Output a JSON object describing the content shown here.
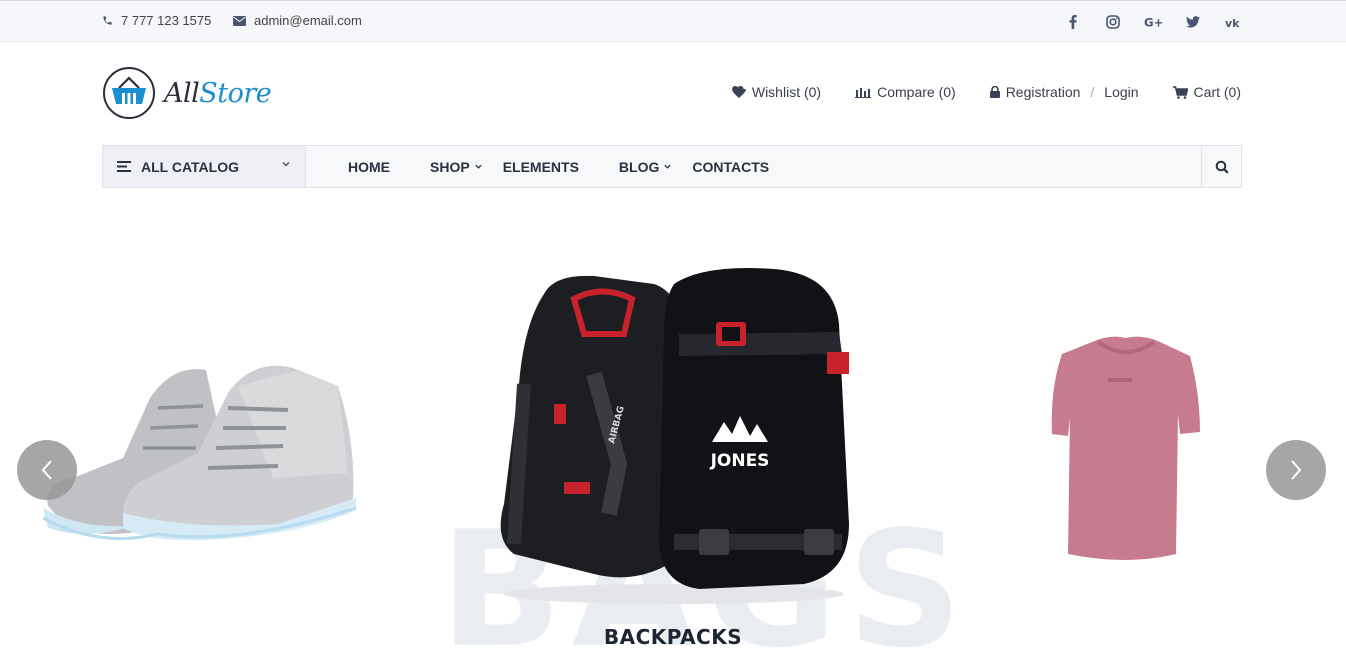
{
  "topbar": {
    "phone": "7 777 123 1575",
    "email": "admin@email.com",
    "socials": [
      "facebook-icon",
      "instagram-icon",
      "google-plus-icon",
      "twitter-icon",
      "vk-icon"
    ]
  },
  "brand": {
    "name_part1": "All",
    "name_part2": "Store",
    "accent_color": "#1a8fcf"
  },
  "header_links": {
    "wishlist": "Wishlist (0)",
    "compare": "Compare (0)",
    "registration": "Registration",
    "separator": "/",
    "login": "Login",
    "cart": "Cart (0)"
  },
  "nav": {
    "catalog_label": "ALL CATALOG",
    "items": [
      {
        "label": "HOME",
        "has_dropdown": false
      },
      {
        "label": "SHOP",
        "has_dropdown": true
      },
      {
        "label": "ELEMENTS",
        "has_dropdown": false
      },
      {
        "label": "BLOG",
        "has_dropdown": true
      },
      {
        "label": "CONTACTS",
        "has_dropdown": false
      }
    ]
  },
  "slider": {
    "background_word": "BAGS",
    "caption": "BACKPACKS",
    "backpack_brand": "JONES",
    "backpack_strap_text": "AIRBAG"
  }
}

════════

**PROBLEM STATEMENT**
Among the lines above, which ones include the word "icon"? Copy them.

**FINISHED EXERCISE**
      "facebook-icon",
      "instagram-icon",
      "google-plus-icon",
      "twitter-icon",
      "vk-icon"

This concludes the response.